Try it: Count the lines in the records below that contain the word "Long", and give only that number.

Data:
·····

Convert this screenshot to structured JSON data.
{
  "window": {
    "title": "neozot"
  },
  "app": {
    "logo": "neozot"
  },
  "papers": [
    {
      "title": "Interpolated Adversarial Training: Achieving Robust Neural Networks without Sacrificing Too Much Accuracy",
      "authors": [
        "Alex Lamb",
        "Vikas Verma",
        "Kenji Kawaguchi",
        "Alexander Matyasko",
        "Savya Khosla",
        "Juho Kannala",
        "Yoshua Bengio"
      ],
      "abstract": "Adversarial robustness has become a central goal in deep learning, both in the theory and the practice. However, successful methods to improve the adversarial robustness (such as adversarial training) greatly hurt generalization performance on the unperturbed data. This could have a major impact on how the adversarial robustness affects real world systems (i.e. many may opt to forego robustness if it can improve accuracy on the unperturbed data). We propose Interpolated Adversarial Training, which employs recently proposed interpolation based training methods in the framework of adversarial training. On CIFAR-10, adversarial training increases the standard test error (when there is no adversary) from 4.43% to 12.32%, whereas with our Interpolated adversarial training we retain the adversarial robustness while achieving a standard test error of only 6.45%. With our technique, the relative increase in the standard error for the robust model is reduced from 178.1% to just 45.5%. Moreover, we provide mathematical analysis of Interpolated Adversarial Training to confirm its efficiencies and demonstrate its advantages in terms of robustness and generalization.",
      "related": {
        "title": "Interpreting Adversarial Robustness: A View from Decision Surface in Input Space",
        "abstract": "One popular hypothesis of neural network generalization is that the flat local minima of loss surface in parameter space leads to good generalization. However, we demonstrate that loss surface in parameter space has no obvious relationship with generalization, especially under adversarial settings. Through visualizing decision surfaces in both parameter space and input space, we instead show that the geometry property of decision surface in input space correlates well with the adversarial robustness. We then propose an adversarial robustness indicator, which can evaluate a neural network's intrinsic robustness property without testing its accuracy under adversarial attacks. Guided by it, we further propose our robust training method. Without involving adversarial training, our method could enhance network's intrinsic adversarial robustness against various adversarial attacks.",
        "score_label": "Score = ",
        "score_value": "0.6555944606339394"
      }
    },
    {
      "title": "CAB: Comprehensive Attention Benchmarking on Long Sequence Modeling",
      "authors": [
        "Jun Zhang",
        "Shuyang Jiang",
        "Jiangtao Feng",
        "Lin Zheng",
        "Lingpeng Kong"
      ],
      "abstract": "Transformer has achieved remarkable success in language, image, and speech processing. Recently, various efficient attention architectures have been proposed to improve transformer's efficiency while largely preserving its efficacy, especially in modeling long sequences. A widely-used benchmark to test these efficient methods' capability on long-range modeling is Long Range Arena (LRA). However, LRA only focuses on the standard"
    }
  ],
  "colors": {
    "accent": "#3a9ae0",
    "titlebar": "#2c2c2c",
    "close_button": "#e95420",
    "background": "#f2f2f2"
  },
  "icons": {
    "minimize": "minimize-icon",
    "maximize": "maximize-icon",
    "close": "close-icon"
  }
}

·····

Answer box: 2